Every binary options trader reaches a point in their trading career where they must decide whether they want to create their own strategies, or simply piggyback on the successful strategies of others. While novice traders do not have to worry about this (and really shouldn’t, due to the complexity of some strategies) more advanced traders […]
Using Variable Options to Your Advantage
Many of the advantages of binary options (when compared to other trading instruments) are widely known. These generally center on the limited possibility for trading risks as well as the fact that potential gains and losses are clearly understood before a trade is placed. But one commonly cited disadvantage is the fact that you will not know if your trade is a success or failure until the contract actually expires. It is entirely possible that when trading you can see a trade move into the money near initiation, only to see prices reverse and finish “out of the money” when the trade expires. This is one of the biggest problems traders face when dealing with Binary options.
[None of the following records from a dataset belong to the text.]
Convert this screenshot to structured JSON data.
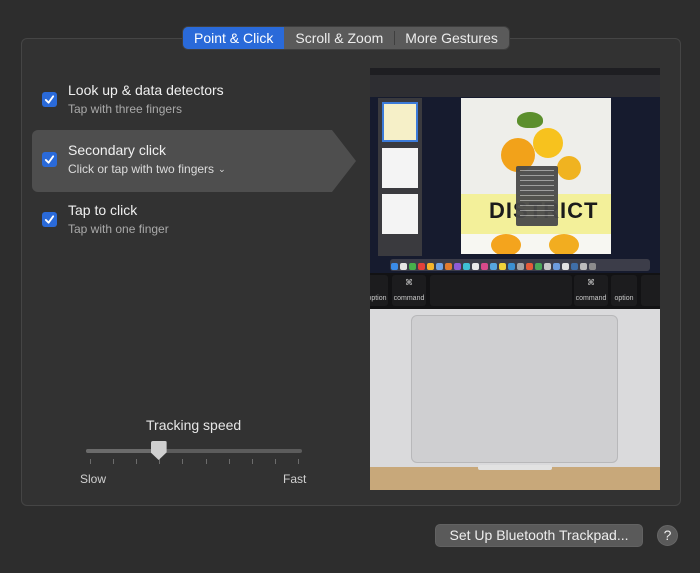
{
  "tabs": [
    {
      "label": "Point & Click",
      "active": true
    },
    {
      "label": "Scroll & Zoom",
      "active": false
    },
    {
      "label": "More Gestures",
      "active": false
    }
  ],
  "options": [
    {
      "title": "Look up & data detectors",
      "subtitle": "Tap with three fingers",
      "checked": true,
      "selected": false
    },
    {
      "title": "Secondary click",
      "subtitle": "Click or tap with two fingers",
      "checked": true,
      "selected": true,
      "has_dropdown": true
    },
    {
      "title": "Tap to click",
      "subtitle": "Tap with one finger",
      "checked": true,
      "selected": false
    }
  ],
  "tracking": {
    "label": "Tracking speed",
    "min_label": "Slow",
    "max_label": "Fast",
    "tick_count": 10,
    "value_fraction": 0.33
  },
  "preview": {
    "doc_headline": "DISTRICT",
    "keys": {
      "left_option": "option",
      "left_command": "command",
      "right_command": "command",
      "right_option": "option",
      "alt_symbol": "alt",
      "cmd_symbol": "⌘"
    }
  },
  "footer": {
    "bluetooth_button": "Set Up Bluetooth Trackpad...",
    "help_button": "?"
  },
  "colors": {
    "accent": "#2a6ad9",
    "panel": "#323232",
    "selected_row": "#4e4e4e"
  }
}
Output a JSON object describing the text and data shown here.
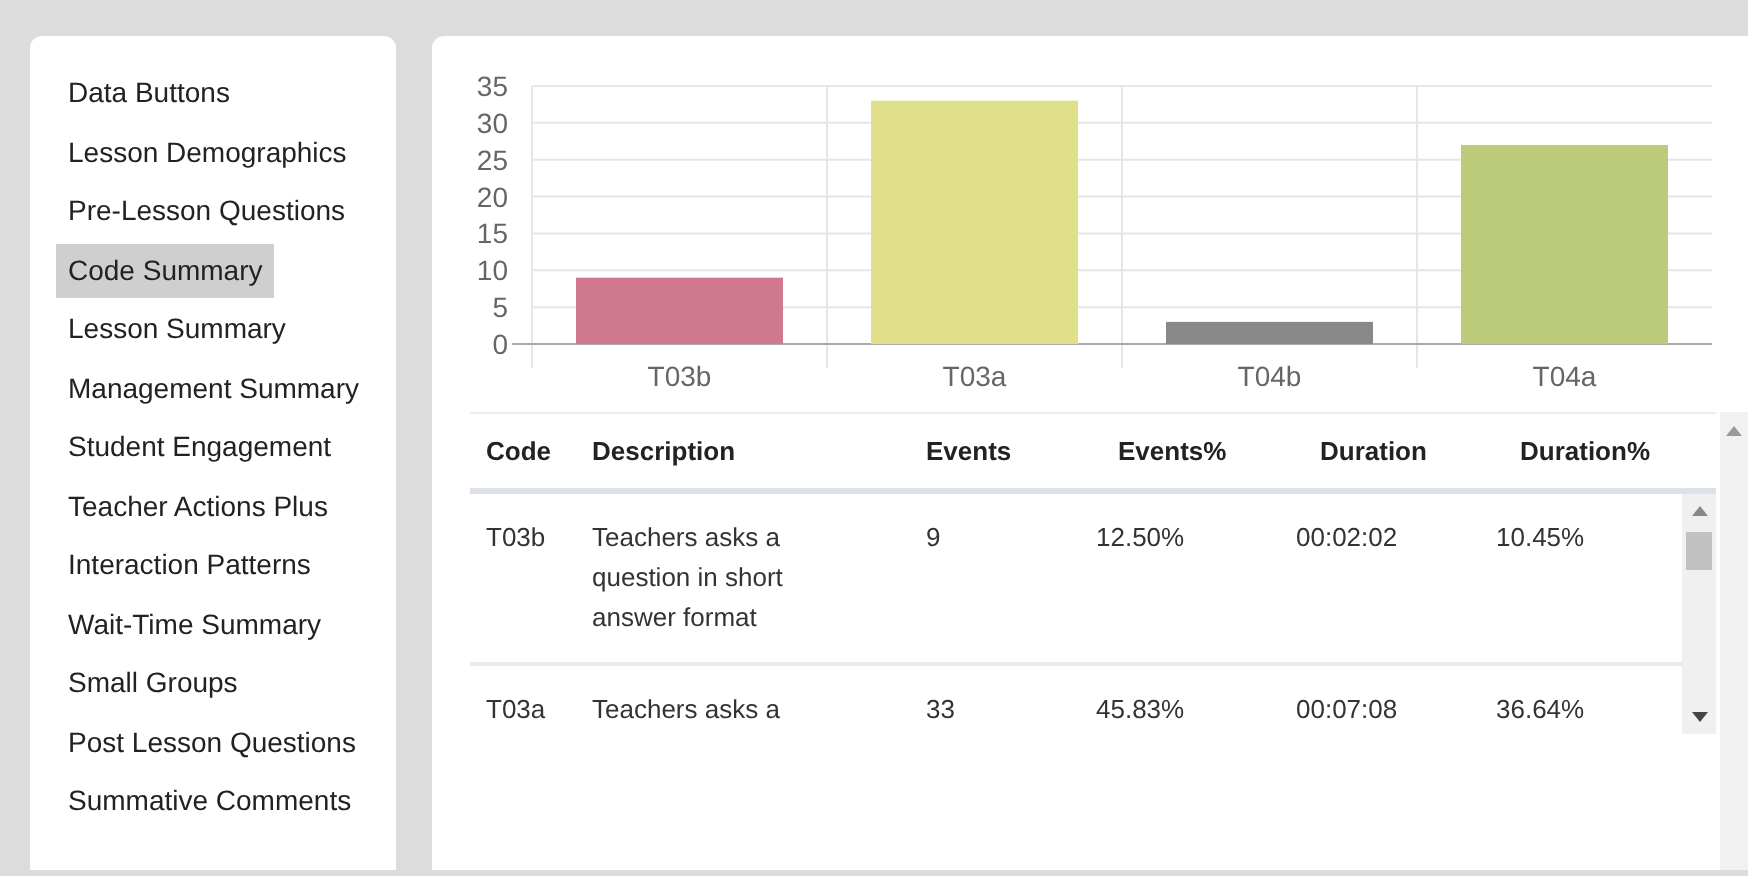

To offer a remedy for this, brokers have started to alter their approaches and diverge from setting fixed rates, which was the common practice for years. Instead, many brokers now offer more flexible (variable) trading rates for active market positions. Specifically, this means that trades can be closed before their expiration times and here we will look at some situations where traders can use this flexibility to its advantage. You can see these rates at 24option and other Tech Financial white labels.
Capturing Gains After a News Release
Let’s assume that we are in a bullish position in the S&P 500, with out CALL option expiring in one month. The trade is looking good, with prices rising 3% since its initiation. At the 3-week point (1 week until the option expires), a major economic release, the US Non Farm Payrolls, is made available to the public. This number shows that the labor market in the US is much weaker than analysts had previously expected, and this is not a positive scenario for the S&P 500 going forward.
Of course, this puts our trade (and our profits) in jeopardy, and we will need to take action to protect the position. To do this, we can use our variable option to close the position early before the market decides to put in major orders to sell the S&P 500. Since markets move very quickly after news releases, we will probably not be able to capture all of the 3% gain seen previously.
Nonetheless, we can close the trade and likely capture gains of 2.5%, which is not bad for a day’s work. Without the variable option, there is a strong possibility that the S&P could encounter a massive sell-off and even result in losses for the trade. Luckily, the offerings of variable options help prevent this from happening.
Cutting Losses After a Technical Breakdown
The other main use for variable options is to prevent additional losses and close a contract that is unlikely to finish in the money. Let’s look at another hypothetical trade in the S&P 500 but this time we will use technical analysis (rather than fundamental analysis) as the basis for our decision making. Let’s again assume that we have entered into a 1 month CALL option in the S&P 500. The trade is posting a lackluster performance for the first three weeks, with prices slowly moving lower the entire time.
Our trade is already “out of the money” but then an additional wave of selling pressure causes prices to fall through a major level of technical support, and this accelerates price momentum to the downside (putting the trade even further out of the money). With prices now falling rapidly, it is unlikely that prices will move into positive territory with only one week left on our options contract. Since we do not believe the trade can close in the money, we choose to cut our losses and close the trade.
Doing this helps us to recover some of our losses (rather than experiencing a total loss in the trade) and this puts our account in a better position when moving on to the next trade.
Conclusion: Carefully Structure Your Position Exits
Variable options are a relatively new feature in the markets, and the added level of flexibility that these create can give traders some great advantages when looking to manage their trades. This can be seen in both positive (in the money) trades and in negative (out of the money) trades. With market conditions always changing, traders can look for fundamentally driven news events or technical formations on price charts when actively managing positions.
***Your capital may be at risk. This material is not investment advice.***